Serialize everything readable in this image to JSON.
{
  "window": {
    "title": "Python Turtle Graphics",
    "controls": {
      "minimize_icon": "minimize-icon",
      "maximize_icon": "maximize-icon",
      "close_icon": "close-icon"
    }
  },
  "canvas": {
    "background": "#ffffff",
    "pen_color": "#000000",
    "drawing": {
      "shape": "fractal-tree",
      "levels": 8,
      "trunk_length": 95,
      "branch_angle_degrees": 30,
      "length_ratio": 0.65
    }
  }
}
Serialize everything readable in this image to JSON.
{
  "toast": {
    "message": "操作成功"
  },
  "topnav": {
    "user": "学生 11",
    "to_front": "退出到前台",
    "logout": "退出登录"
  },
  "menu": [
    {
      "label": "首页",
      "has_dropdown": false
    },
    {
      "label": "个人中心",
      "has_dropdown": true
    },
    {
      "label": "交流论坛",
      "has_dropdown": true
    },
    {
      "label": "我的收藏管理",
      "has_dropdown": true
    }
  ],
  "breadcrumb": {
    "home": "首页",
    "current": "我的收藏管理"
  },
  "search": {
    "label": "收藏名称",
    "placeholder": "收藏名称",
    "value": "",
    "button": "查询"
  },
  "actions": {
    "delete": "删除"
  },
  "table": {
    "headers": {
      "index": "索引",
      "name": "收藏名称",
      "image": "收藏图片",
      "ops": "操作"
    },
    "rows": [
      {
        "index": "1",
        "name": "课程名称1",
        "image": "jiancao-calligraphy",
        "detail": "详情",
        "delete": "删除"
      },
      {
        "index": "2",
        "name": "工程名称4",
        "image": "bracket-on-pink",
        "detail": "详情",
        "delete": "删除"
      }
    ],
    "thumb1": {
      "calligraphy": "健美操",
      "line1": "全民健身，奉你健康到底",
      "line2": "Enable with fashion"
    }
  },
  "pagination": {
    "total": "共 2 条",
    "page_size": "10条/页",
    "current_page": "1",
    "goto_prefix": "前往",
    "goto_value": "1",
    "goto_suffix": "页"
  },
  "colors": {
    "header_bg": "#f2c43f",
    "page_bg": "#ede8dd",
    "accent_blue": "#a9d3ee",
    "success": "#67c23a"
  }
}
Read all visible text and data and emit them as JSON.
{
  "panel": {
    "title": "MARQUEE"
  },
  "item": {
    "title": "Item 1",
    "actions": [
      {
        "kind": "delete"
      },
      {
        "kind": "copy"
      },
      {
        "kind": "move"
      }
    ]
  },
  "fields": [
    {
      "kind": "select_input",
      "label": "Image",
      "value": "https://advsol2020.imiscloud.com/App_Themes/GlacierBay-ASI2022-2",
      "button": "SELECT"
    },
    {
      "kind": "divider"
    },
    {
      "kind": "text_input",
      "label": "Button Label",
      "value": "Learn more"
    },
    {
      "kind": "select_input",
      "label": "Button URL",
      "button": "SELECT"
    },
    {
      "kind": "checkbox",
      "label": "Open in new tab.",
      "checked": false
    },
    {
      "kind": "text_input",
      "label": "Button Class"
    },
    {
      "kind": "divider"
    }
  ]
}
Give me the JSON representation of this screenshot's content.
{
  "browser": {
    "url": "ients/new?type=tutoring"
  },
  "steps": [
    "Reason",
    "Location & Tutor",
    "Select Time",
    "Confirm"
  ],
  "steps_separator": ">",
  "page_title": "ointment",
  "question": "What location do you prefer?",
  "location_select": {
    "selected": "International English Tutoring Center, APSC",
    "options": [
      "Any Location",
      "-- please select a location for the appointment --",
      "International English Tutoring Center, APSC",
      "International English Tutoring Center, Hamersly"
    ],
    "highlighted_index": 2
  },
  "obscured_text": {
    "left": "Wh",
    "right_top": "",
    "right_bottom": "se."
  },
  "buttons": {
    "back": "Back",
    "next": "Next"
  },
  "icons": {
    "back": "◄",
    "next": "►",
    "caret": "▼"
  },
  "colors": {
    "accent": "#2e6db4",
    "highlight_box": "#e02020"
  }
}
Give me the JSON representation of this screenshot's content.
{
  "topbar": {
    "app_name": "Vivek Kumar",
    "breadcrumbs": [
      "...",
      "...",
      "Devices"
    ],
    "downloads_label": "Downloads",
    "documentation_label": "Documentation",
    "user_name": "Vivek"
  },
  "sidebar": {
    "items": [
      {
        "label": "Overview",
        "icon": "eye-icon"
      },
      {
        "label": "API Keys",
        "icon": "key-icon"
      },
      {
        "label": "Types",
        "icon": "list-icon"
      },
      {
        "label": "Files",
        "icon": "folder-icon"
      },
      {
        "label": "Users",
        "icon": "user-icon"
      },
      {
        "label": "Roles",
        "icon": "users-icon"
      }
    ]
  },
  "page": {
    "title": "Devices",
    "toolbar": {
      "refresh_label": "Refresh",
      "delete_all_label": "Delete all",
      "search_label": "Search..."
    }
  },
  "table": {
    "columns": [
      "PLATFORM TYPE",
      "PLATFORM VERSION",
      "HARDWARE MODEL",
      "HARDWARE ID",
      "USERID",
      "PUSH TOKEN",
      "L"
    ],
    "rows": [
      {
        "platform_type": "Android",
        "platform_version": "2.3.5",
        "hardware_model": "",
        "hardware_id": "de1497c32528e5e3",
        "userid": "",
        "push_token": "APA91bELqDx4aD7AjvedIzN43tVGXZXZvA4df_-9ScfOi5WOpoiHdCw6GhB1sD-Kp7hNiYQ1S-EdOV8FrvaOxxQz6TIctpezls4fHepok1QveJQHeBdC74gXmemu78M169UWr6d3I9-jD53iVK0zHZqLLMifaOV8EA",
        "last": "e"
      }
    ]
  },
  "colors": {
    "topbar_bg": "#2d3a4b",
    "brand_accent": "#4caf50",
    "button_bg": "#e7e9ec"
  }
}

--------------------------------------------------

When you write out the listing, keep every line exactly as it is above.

Serialize everything readable in this image to JSON.
{
  "window": {
    "title": "Python Turtle Graphics",
    "controls": {
      "minimize_icon": "minimize-icon",
      "maximize_icon": "maximize-icon",
      "close_icon": "close-icon"
    }
  },
  "canvas": {
    "background": "#ffffff",
    "pen_color": "#000000",
    "drawing": {
      "shape": "fractal-tree",
      "levels": 8,
      "trunk_length": 95,
      "branch_angle_degrees": 30,
      "length_ratio": 0.65
    }
  }
}
Serialize everything readable in this image to JSON.
{
  "toast": {
    "message": "操作成功"
  },
  "topnav": {
    "user": "学生 11",
    "to_front": "退出到前台",
    "logout": "退出登录"
  },
  "menu": [
    {
      "label": "首页",
      "has_dropdown": false
    },
    {
      "label": "个人中心",
      "has_dropdown": true
    },
    {
      "label": "交流论坛",
      "has_dropdown": true
    },
    {
      "label": "我的收藏管理",
      "has_dropdown": true
    }
  ],
  "breadcrumb": {
    "home": "首页",
    "current": "我的收藏管理"
  },
  "search": {
    "label": "收藏名称",
    "placeholder": "收藏名称",
    "value": "",
    "button": "查询"
  },
  "actions": {
    "delete": "删除"
  },
  "table": {
    "headers": {
      "index": "索引",
      "name": "收藏名称",
      "image": "收藏图片",
      "ops": "操作"
    },
    "rows": [
      {
        "index": "1",
        "name": "课程名称1",
        "image": "jiancao-calligraphy",
        "detail": "详情",
        "delete": "删除"
      },
      {
        "index": "2",
        "name": "工程名称4",
        "image": "bracket-on-pink",
        "detail": "详情",
        "delete": "删除"
      }
    ],
    "thumb1": {
      "calligraphy": "健美操",
      "line1": "全民健身，奉你健康到底",
      "line2": "Enable with fashion"
    }
  },
  "pagination": {
    "total": "共 2 条",
    "page_size": "10条/页",
    "current_page": "1",
    "goto_prefix": "前往",
    "goto_value": "1",
    "goto_suffix": "页"
  },
  "colors": {
    "header_bg": "#f2c43f",
    "page_bg": "#ede8dd",
    "accent_blue": "#a9d3ee",
    "success": "#67c23a"
  }
}
Read all visible text and data and emit them as JSON.
{
  "panel": {
    "title": "MARQUEE"
  },
  "item": {
    "title": "Item 1",
    "actions": [
      {
        "kind": "delete"
      },
      {
        "kind": "copy"
      },
      {
        "kind": "move"
      }
    ]
  },
  "fields": [
    {
      "kind": "select_input",
      "label": "Image",
      "value": "https://advsol2020.imiscloud.com/App_Themes/GlacierBay-ASI2022-2",
      "button": "SELECT"
    },
    {
      "kind": "divider"
    },
    {
      "kind": "text_input",
      "label": "Button Label",
      "value": "Learn more"
    },
    {
      "kind": "select_input",
      "label": "Button URL",
      "button": "SELECT"
    },
    {
      "kind": "checkbox",
      "label": "Open in new tab.",
      "checked": false
    },
    {
      "kind": "text_input",
      "label": "Button Class"
    },
    {
      "kind": "divider"
    }
  ]
}
Give me the JSON representation of this screenshot's content.
{
  "browser": {
    "url": "ients/new?type=tutoring"
  },
  "steps": [
    "Reason",
    "Location & Tutor",
    "Select Time",
    "Confirm"
  ],
  "steps_separator": ">",
  "page_title": "ointment",
  "question": "What location do you prefer?",
  "location_select": {
    "selected": "International English Tutoring Center, APSC",
    "options": [
      "Any Location",
      "-- please select a location for the appointment --",
      "International English Tutoring Center, APSC",
      "International English Tutoring Center, Hamersly"
    ],
    "highlighted_index": 2
  },
  "obscured_text": {
    "left": "Wh",
    "right_top": "",
    "right_bottom": "se."
  },
  "buttons": {
    "back": "Back",
    "next": "Next"
  },
  "icons": {
    "back": "◄",
    "next": "►",
    "caret": "▼"
  },
  "colors": {
    "accent": "#2e6db4",
    "highlight_box": "#e02020"
  }
}
Give me the JSON representation of this screenshot's content.
{
  "topbar": {
    "app_name": "Vivek Kumar",
    "breadcrumbs": [
      "...",
      "...",
      "Devices"
    ],
    "downloads_label": "Downloads",
    "documentation_label": "Documentation",
    "user_name": "Vivek"
  },
  "sidebar": {
    "items": [
      {
        "label": "Overview",
        "icon": "eye-icon"
      },
      {
        "label": "API Keys",
        "icon": "key-icon"
      },
      {
        "label": "Types",
        "icon": "list-icon"
      },
      {
        "label": "Files",
        "icon": "folder-icon"
      },
      {
        "label": "Users",
        "icon": "user-icon"
      },
      {
        "label": "Roles",
        "icon": "users-icon"
      }
    ]
  },
  "page": {
    "title": "Devices",
    "toolbar": {
      "refresh_label": "Refresh",
      "delete_all_label": "Delete all",
      "search_label": "Search..."
    }
  },
  "table": {
    "columns": [
      "PLATFORM TYPE",
      "PLATFORM VERSION",
      "HARDWARE MODEL",
      "HARDWARE ID",
      "USERID",
      "PUSH TOKEN",
      "L"
    ],
    "rows": [
      {
        "platform_type": "Android",
        "platform_version": "2.3.5",
        "hardware_model": "",
        "hardware_id": "de1497c32528e5e3",
        "userid": "",
        "push_token": "APA91bELqDx4aD7AjvedIzN43tVGXZXZvA4df_-9ScfOi5WOpoiHdCw6GhB1sD-Kp7hNiYQ1S-EdOV8FrvaOxxQz6TIctpezls4fHepok1QveJQHeBdC74gXmemu78M169UWr6d3I9-jD53iVK0zHZqLLMifaOV8EA",
        "last": "e"
      }
    ]
  },
  "colors": {
    "topbar_bg": "#2d3a4b",
    "brand_accent": "#4caf50",
    "button_bg": "#e7e9ec"
  }
}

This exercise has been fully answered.